* [Task statement]:
Provide only the number of lines below that hold "value".

.....

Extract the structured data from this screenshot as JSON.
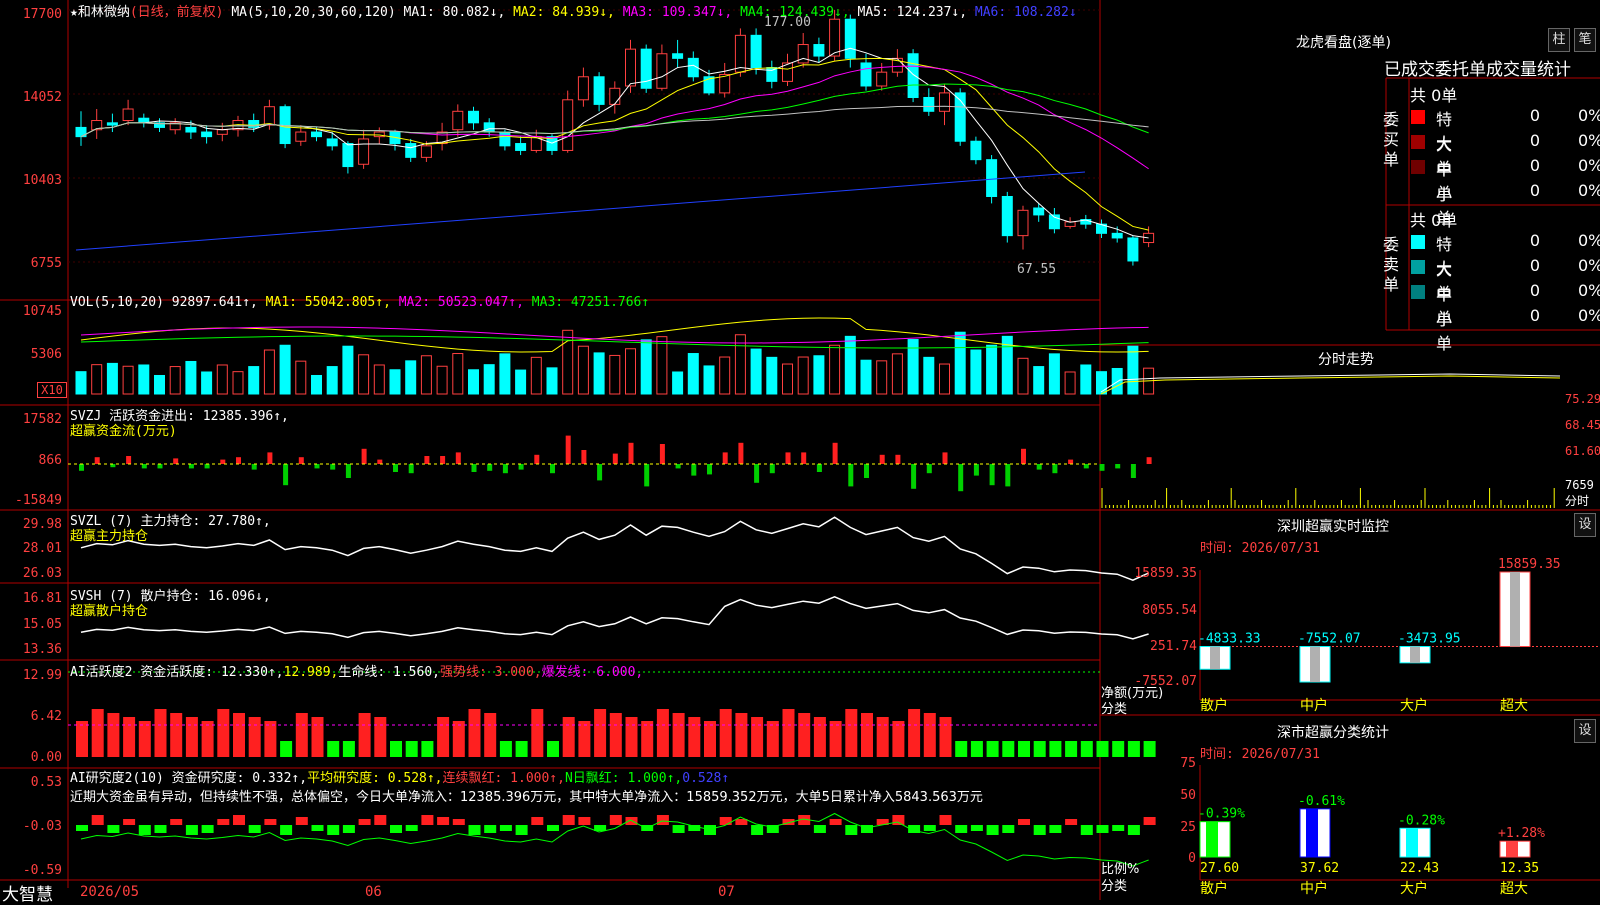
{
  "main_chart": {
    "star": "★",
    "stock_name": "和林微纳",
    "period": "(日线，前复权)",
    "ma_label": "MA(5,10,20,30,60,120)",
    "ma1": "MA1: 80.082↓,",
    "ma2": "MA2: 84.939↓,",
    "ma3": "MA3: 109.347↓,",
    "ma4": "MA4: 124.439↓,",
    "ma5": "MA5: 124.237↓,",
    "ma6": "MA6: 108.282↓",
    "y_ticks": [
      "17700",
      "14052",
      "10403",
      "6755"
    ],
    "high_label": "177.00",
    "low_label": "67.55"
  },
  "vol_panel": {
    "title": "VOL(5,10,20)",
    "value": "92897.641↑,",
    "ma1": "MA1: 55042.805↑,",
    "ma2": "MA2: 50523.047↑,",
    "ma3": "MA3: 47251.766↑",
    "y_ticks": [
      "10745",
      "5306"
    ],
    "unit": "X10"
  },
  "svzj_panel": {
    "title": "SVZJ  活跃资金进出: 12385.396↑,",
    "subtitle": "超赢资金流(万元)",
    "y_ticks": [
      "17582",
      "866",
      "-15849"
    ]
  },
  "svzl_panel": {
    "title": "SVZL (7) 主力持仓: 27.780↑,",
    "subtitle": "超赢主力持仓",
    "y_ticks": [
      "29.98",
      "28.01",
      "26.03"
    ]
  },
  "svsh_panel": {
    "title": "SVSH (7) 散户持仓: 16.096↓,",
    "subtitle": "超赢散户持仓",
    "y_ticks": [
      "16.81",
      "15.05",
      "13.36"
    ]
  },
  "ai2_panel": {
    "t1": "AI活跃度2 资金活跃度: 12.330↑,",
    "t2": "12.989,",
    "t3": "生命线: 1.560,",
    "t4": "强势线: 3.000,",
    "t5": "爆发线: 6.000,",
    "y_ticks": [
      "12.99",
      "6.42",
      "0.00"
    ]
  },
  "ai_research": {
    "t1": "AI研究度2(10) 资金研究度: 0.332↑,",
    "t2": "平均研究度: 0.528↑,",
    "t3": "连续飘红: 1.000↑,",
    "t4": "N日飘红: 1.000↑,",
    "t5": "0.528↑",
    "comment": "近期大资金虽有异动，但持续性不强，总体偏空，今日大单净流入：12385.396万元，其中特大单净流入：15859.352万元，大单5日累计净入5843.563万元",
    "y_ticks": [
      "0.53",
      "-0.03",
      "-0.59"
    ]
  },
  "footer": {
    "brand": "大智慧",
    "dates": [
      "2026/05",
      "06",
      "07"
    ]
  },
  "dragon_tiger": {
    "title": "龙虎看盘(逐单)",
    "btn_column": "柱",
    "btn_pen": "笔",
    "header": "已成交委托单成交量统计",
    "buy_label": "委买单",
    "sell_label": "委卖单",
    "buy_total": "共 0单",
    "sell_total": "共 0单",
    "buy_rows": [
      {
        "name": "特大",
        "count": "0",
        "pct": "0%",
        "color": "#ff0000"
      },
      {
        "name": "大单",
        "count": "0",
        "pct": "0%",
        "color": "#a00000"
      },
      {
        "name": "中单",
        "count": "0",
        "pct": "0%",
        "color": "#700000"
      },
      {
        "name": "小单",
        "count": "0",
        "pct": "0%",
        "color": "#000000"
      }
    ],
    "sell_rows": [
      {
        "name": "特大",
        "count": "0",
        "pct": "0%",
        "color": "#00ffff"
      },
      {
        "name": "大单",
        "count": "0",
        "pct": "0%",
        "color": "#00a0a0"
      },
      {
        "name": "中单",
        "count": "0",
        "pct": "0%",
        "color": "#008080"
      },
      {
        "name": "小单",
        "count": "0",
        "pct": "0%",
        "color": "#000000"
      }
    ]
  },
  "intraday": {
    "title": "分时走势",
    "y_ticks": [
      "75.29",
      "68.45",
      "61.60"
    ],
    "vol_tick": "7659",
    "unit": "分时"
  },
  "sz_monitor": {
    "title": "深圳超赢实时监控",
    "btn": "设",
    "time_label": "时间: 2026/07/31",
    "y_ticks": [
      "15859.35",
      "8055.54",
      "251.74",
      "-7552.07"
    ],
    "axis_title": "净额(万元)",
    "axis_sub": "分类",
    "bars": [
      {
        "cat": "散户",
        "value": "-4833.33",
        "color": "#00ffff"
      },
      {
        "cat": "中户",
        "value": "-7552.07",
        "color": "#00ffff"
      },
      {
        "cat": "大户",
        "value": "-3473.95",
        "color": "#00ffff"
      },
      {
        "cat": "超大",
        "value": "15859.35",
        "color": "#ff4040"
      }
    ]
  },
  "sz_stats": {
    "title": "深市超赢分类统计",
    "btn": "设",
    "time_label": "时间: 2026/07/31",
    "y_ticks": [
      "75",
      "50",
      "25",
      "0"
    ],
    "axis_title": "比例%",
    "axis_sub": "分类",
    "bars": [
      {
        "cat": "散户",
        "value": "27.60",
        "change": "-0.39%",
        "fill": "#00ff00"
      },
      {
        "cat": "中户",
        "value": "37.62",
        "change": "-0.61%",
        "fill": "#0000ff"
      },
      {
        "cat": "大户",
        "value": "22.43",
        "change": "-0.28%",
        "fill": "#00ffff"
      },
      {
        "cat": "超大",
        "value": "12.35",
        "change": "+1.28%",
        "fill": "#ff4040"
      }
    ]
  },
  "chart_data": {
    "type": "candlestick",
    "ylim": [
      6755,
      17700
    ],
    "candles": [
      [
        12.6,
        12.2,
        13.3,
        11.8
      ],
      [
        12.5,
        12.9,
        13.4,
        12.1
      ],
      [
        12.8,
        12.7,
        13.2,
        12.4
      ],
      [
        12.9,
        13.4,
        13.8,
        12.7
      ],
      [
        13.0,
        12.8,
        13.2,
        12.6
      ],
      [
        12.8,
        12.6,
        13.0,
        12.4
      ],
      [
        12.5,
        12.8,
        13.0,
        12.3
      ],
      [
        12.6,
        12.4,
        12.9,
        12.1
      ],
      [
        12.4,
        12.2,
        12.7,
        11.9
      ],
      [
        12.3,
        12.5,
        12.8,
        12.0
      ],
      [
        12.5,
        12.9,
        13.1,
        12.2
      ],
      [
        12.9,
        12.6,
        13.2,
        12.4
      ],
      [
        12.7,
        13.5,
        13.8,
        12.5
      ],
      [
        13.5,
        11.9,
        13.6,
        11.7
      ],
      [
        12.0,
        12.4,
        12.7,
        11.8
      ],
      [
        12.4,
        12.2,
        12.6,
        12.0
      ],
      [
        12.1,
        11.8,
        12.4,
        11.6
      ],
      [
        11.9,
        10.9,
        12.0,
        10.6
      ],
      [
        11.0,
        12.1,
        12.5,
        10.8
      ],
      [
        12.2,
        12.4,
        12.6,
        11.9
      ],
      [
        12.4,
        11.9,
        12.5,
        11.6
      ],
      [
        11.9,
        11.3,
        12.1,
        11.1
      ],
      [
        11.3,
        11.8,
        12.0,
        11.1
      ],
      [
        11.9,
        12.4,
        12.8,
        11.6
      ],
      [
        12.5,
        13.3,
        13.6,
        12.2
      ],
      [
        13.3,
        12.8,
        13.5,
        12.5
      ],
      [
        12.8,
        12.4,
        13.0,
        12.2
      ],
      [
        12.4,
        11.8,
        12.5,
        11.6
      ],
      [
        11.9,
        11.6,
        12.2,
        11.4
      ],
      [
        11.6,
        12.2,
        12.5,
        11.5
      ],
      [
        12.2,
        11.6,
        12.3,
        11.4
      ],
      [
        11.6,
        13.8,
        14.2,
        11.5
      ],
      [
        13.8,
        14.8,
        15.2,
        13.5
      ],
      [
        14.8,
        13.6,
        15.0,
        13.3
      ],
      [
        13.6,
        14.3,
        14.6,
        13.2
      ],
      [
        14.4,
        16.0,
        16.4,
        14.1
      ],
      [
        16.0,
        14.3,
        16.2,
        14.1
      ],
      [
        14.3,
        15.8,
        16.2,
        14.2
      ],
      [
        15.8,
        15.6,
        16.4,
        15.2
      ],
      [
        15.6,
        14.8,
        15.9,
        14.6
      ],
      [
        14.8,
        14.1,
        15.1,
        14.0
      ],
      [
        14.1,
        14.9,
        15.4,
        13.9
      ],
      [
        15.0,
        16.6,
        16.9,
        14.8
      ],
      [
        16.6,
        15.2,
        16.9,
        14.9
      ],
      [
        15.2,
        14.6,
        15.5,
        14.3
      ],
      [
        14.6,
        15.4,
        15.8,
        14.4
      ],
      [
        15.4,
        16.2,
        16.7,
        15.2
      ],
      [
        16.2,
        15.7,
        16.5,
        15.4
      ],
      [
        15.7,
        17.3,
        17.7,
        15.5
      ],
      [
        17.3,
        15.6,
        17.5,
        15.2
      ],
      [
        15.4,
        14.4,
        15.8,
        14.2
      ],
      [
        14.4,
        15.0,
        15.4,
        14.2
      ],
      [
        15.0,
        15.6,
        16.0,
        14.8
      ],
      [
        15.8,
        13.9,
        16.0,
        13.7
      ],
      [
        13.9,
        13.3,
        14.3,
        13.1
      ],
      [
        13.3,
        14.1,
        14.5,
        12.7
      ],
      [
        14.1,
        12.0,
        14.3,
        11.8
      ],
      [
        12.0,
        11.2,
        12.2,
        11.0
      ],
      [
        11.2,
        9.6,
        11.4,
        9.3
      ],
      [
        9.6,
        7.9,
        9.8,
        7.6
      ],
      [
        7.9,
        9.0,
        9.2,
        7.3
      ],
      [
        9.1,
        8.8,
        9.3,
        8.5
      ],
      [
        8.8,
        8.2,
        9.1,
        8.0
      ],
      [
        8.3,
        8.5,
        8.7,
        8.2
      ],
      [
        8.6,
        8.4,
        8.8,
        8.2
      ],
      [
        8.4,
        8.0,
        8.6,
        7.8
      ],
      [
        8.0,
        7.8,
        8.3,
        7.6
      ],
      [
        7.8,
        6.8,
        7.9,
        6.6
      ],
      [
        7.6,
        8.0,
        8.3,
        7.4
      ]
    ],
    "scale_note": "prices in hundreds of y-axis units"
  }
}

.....

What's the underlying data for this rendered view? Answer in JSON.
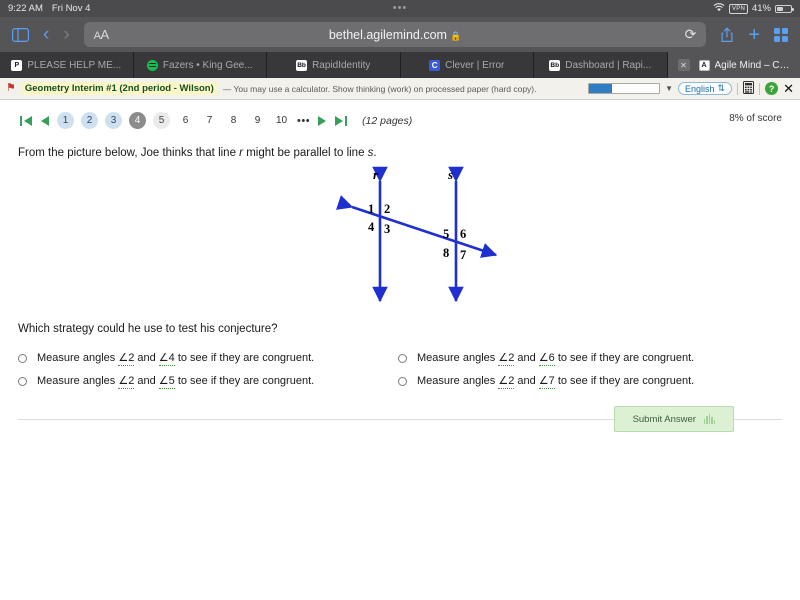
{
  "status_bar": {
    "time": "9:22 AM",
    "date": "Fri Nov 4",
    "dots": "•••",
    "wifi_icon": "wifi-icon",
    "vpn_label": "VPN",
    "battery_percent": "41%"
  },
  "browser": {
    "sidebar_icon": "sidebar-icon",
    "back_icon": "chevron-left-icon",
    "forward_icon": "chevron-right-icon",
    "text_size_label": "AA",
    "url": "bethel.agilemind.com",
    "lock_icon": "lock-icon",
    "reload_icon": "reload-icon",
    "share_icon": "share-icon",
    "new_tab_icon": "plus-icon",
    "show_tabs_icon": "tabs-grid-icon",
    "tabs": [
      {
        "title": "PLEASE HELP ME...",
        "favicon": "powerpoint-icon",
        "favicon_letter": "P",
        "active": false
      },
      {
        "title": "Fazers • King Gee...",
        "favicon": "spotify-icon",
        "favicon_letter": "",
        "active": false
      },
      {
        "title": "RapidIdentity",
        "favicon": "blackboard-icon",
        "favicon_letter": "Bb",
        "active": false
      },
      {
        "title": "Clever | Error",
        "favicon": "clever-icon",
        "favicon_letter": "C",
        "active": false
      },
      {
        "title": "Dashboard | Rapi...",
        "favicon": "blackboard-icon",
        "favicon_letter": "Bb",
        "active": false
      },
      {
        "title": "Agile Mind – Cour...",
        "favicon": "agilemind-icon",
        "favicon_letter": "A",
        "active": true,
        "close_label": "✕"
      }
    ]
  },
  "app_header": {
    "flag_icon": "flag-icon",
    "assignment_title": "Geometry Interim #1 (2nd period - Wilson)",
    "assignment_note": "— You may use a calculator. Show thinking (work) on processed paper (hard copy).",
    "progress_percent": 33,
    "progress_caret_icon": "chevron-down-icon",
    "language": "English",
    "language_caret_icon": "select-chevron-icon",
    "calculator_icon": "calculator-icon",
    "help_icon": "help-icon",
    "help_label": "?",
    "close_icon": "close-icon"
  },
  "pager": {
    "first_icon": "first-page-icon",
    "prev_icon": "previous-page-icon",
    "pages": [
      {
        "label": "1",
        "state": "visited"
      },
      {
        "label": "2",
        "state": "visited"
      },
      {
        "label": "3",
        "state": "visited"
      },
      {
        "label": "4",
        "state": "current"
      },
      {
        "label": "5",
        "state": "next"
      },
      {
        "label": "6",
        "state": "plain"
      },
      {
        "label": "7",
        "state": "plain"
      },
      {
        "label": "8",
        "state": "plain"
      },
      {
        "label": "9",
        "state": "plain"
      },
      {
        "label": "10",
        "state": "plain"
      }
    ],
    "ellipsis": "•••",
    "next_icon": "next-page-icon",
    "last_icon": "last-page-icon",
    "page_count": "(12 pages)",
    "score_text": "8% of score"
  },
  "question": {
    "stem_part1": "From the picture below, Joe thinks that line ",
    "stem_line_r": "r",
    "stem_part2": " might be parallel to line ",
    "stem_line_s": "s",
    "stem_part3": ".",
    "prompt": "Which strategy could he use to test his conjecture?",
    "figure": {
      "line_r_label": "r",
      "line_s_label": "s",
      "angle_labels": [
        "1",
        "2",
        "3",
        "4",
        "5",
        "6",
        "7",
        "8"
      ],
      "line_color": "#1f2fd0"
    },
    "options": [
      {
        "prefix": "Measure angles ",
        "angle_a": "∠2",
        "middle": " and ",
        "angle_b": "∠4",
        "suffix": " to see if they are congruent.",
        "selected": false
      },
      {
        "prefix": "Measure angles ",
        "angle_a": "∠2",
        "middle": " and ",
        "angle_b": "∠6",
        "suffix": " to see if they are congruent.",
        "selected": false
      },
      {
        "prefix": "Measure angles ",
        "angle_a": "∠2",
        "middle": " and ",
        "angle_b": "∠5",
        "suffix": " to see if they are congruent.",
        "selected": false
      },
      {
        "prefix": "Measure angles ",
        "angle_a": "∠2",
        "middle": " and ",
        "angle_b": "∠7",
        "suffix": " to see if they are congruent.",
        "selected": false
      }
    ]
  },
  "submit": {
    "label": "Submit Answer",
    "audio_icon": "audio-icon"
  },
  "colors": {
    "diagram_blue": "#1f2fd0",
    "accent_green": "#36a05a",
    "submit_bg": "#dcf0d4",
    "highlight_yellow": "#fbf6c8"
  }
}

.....

* [Response]:
9